I'll freely admit that this book is flawed (hence 3 stars), with it's lack of originality, it's unimaginitive prose and it's all too pathetic fart jokes. But having said that, there are also some works of comic genius that made me chuckle out loud. For instance the way in which Goodgulf demonstrates his great power by pulling rabbits out of his hat or the bit where, instead of being stopped from capturing the Ringbearer by a magic river (as in LOTR), the wraiths (who ride large pigs incidentaly) are foiled by a particularly expensive toll bridge.
So, if you want a few laughs at the expense of the literary institution that is Lord Of The Rings then give this book a glance and take a trip to the Zazu pits of Fordor.
I first read this book when I was at college and that early American paperback became extremely tattered as it was passed around a group of friends. I remembered that when I saw this new edition and was delighted to find it still makes me laugh out loud. Now it may be that I just haven't grown up in the intervening 20 years but it may also be that Bored of the Rings is a genuinely funny book. A masterpiece as well in its own little way. '"Die" suggested Spam.'
I discovered this book by accident in someone else's library, before ever hearing about Tolkien... and loved it so much I went on to read "The Hobbit" and LOTR, and am eternally grateful to "Bored of the Rings" for pointing the way.

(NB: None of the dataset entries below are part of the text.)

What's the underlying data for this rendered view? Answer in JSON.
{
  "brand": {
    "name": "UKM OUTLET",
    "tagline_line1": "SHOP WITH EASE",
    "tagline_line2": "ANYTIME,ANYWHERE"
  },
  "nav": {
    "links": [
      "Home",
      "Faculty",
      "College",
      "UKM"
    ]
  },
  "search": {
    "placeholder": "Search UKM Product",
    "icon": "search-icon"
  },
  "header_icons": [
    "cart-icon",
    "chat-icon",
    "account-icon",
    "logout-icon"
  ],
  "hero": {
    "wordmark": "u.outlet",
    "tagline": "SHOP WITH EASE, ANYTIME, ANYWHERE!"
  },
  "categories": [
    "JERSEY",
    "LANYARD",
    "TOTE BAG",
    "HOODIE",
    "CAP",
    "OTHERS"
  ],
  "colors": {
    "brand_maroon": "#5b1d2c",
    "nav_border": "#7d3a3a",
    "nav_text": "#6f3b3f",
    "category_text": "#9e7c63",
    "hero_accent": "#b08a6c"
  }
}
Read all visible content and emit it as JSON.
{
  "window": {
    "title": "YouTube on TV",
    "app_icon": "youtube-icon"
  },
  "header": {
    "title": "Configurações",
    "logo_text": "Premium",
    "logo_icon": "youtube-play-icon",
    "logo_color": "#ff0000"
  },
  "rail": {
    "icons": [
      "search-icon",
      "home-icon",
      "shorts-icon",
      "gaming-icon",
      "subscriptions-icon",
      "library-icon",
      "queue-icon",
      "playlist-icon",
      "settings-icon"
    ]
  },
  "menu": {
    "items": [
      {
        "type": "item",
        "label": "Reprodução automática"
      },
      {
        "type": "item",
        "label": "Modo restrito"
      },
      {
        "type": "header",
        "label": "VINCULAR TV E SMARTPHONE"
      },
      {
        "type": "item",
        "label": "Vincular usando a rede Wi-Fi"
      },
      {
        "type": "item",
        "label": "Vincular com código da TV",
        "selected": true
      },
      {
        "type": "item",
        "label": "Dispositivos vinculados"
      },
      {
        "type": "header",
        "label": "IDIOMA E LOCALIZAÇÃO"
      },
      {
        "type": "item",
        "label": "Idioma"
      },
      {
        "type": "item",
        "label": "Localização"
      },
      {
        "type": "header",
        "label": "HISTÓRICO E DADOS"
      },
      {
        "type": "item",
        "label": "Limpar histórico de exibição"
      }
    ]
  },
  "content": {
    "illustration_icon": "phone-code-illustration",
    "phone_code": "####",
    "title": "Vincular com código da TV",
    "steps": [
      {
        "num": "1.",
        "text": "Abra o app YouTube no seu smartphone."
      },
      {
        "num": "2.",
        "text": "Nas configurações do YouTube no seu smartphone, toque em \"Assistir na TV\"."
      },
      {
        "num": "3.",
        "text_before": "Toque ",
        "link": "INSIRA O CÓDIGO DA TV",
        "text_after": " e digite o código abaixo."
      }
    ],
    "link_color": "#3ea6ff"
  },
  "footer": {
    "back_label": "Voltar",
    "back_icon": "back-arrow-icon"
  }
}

Sure, the LOTR trilogy is an "impressive, truly masterful work of genius and imagination," the best piece of literature in the English language if you ask me, but even so, I consider "Bored of the Rings" to be a comic masterpiece, and one of my favorite books.
I only wish they would put out another edition with the original cover illustration. A hardback edition would be nice also.
Most Recent Customer Reviews
Absolute giggle, never stopped laughing from start to finish. The better you know the Lord of the rings the more you laugh. Thought i needed stitches at one point.Published 12 months ago by ian wallace
Very funny, well for about 5 minutes. Quickly gets tedious with some very silly "jokes" which you can basically "see coming." Don't spend more than £0. Read morePublished 14 months ago by Steve Antony Williams
For years, a friend of mine kept going on about a book that was a parody of "The Lord of the Rings". Read morePublished 18 months ago by Mr. Iain R. Wear
If you know and love the Lord of the rings then you've got to read this. I first read it in the 1970s. A gentle (well reasonably gentle) parody. Read morePublished on 8 April 2013 by P. Rodgers
As it was a present I fail to see how you expect me to comment upon this item - unless you are willing to pay me to visit?Published on 3 Jan. 2013 by Mr. R. A. Minter